The new designs will be possible with a drastic reduction in the pressure used for storing the GN. The current cylinders have steel walls from 2 to 3 centimeters thick, to withstand the high pressure of the gas, held at 200 bars (just remember that the pressure at sea level is 1 bar on average). At this pressure, the molecules of gas become “squeezed” inside the cylinder. At the service station, natural gas reaches a pressure that varies from 6 to 10 bars. With these lower pressures, and high dispersion of the molecules, it would not be possible to push inside the cylinder the 17 cubic meters of gas that are sufficient to give the vehicle an autonomy of 200 kilometers.
Reducing the pressure of the gas without cutting the number of kilometers covered is the challenge for the engineers from CTGás, which is part of the National Network of Natural Gas Technology Nuclei (Regás), made up of units from Senai, which intends to contribute toward a greater participation of natural gas in industry and in other branches of economic activity. The researches, which began three years ago, are financed by the Financier of Studies and Projects (Finep) and by the Gas Energy Network, made up of Petrobras and the Brazilian Bolivia-Brazil Gas Pipeline Transport Company. The studies are based on the phenomenon known as adsorption, in which molecules are fixed to the surface of solid substances.
“We fill the containers with an adsorbent, highly porous substance, like activated carbon, made from organic materials. The gas molecules, naturally dispersed, therefore enter the pores in the carbon particles. They group together and reduce the space between themselves”, says José Roberto de Souza, responsible for the Gas Processing Laboratory. It is as if the carbon increased the internal area of the containers, making the molecules find more room for accommodating themselves (see an article on nanotechnology on page 60). This makes it possible to step up the quantity of gas inside the cylinder or other container by as much as 70 times.

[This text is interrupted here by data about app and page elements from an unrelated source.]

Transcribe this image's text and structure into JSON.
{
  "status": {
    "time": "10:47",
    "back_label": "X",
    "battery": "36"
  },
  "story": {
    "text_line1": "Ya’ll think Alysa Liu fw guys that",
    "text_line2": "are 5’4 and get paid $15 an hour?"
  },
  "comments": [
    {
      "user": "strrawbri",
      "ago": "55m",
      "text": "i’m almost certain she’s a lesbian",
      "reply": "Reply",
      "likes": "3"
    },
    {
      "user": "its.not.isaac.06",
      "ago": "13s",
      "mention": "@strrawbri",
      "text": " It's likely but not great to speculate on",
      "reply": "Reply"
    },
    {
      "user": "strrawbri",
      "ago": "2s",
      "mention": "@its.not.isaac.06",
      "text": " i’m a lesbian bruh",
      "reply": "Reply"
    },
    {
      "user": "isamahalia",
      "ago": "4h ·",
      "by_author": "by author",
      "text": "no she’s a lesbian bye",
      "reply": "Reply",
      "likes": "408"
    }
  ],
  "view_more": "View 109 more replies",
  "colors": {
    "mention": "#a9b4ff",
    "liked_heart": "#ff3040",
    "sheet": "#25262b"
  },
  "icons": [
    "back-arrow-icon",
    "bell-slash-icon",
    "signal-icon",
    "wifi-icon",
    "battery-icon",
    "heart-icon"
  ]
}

The new technology, baptized as ANG, Adsorbed Natural Gas, allows the pressure to fall from 200 to 40 bars. So, when the work is concluded, the tanks will get practically the same 17 cubic meters, without jeopardizing the vehicle’s autonomy. The steel used in the cylinders will make way for carbon fiber, aluminum or other lighter materials. The weight will fall by 30%. The metal tanks may have welding joints impossible in today’s cylinders and will be made in formats that are adapted to the engineering of the vehicle, to favor the distribution of weight.

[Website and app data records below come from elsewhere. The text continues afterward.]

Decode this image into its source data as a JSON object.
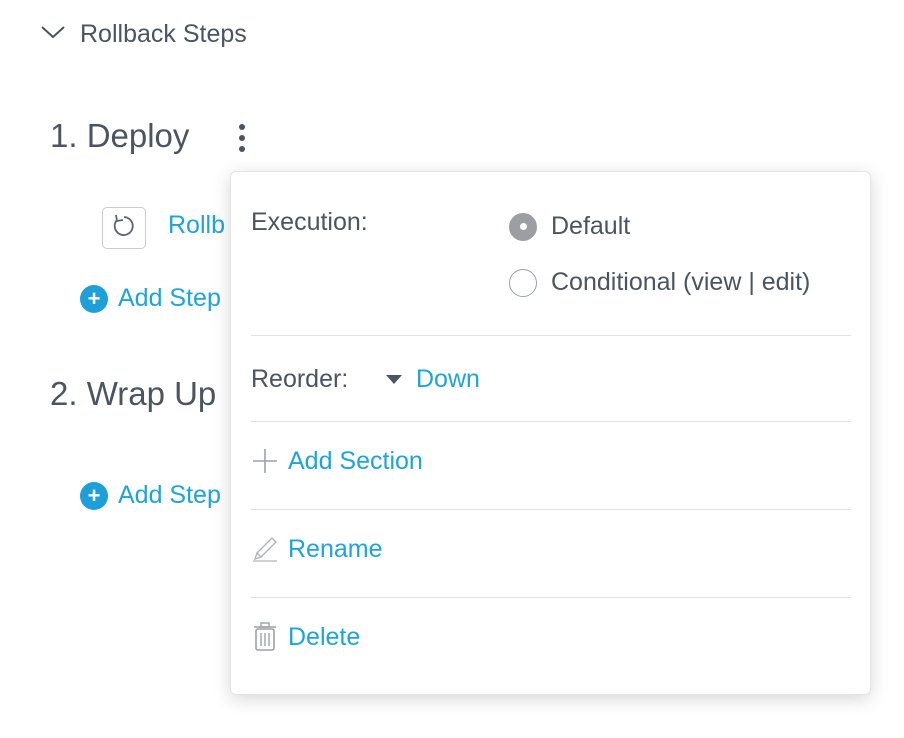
{
  "section": {
    "label": "Rollback Steps",
    "icon": "chevron-down-icon"
  },
  "groups": [
    {
      "title": "1. Deploy",
      "step_label": "Rollb",
      "add_step_label": "Add Step"
    },
    {
      "title": "2. Wrap Up",
      "add_step_label": "Add Step"
    }
  ],
  "menu": {
    "execution_label": "Execution:",
    "execution_options": [
      {
        "label": "Default",
        "selected": true
      },
      {
        "label": "Conditional (view | edit)",
        "selected": false
      }
    ],
    "reorder_label": "Reorder:",
    "reorder_value": "Down",
    "add_section_label": "Add Section",
    "rename_label": "Rename",
    "delete_label": "Delete"
  },
  "colors": {
    "link": "#1ea4dd",
    "text": "#4a5561",
    "add_button": "#1e9fda"
  }
}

“We still need to finds means for improving adsorption and to find out what is the maximum quantity of activated carbon that it is possible to be placed inside the various kinds of tanks. We have also studied structured shapes, compact blocks with larger surfaces where the gas can be lodged, instead of the particles we use today”, Souza says. The ANG technology also may contribute towards a new stage for the use of gas in vehicles, by bringing about an increase in the number of fueling stations. By the figures from BR Distribuidora (The Distribution subsidiary of Petrobras), Brazil had 486 gas stations at the end of last year, almost 70% located in São Paulo, Rio de Janeiro and Minas Gerais. In 11 Brazilian states, there was not even a single station offering natural gas.
There are two reasons for this picture. The first is the prohibitive cost of US$ 250,000 of the powerful compressors available on the market that receive the gas through ducts, at an average pressure of 8 bars, to bring it up to the necessary 200 bars. The fall in the pressure in storage to 40 bars would reduce this cost to US$ 125,000. Companies with fleet of gas-fueled cars call also create small stations for carrying out their own supplying.The other is the still small network of gas pipelines, a little over 5,300 kilometers crossing 14 states. If the gas does not reach the stations through ducts, it has to get there by truck, laden with large, heavy individual cylinders, because of the high storage pressure. A single large tank with a pressure of 40 bars will have a far larger capacity than several cylinders piled on top of each other.
Natural gas is a good alternative energy for cars and factories. Today, this fuel has a 3% share of the national energy matrix. The forecasts are that it will grow to 10% by 2005. Alert to the expansion of this as yet timid market, Petrobras has created the Gas Energy Network, which amongst other projects commissioned the research into the reduction of the pressure of the gas.
Gas for vehicles brings significant advantages. At the same time, it brings relief to the consumer’s pocket, besides being cheaper, it is 20% more economical and pollutes 50% less than gasoline. But the researchers from CTGás will still have to solve another problem that discourages an option for a gas fueled car. Besides the inconvenience of carrying a cylinder in the trunk like an eternal passenger, the cost of conversion is high. Today, it is between R$ 2,000 and R$ 3,000. To bring this amount down, in the next few months they will be beginning a detailed study of the components needed for the equipment, from different manufacturers. The objective is to find good quality parts at lower prices, and so bring down the final cost of conversion.Republish